EXERCISE: Pick every line out of the entries below that holds the string "icon", and report them.

(Web page and app entries)
========

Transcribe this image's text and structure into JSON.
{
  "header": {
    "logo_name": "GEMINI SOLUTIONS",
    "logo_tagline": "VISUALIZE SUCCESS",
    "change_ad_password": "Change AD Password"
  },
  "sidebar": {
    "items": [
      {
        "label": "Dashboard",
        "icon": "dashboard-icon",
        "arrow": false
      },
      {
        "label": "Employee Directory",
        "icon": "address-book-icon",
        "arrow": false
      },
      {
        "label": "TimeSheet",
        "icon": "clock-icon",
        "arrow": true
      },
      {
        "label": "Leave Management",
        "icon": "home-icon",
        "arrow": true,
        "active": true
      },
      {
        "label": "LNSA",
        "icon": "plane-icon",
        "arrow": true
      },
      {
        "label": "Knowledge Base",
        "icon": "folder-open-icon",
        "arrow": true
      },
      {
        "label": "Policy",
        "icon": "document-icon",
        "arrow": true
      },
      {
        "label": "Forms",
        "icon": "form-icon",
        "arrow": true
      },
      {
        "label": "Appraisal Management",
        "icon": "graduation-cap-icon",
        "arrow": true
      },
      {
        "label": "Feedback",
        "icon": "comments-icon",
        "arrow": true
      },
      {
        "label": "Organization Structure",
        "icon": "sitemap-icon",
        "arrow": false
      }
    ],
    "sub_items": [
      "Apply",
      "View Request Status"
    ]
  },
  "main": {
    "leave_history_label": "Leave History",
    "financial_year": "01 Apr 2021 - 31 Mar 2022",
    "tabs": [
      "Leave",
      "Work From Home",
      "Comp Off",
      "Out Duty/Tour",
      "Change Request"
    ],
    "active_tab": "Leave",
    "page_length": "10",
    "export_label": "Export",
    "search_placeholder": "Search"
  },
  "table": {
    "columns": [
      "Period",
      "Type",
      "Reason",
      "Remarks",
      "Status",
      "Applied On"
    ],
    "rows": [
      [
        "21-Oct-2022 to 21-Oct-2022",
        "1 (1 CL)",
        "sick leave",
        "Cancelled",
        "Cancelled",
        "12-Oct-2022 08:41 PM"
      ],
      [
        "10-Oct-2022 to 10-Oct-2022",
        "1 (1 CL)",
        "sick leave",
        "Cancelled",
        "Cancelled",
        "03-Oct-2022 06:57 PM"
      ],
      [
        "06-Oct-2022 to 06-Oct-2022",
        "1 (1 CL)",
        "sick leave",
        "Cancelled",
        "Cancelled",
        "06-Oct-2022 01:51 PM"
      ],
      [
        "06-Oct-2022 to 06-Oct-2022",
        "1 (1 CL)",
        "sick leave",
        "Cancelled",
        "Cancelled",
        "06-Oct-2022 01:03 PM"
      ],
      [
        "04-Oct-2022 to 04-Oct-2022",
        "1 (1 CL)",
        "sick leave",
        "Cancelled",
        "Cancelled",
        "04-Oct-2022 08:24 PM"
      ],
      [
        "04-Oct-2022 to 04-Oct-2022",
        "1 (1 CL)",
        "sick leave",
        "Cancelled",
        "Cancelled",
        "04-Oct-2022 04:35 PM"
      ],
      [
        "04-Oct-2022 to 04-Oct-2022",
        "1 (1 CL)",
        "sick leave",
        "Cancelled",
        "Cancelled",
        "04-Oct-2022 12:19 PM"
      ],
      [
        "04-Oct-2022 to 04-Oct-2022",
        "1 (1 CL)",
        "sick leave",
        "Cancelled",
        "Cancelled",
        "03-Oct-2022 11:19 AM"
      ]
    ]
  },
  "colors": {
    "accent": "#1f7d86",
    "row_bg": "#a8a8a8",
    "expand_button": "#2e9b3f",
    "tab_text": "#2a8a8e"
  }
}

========

SOLUTION:
        "icon": "dashboard-icon",
        "icon": "address-book-icon",
        "icon": "clock-icon",
        "icon": "home-icon",
        "icon": "plane-icon",
        "icon": "folder-open-icon",
        "icon": "document-icon",
        "icon": "form-icon",
        "icon": "graduation-cap-icon",
        "icon": "comments-icon",
        "icon": "sitemap-icon",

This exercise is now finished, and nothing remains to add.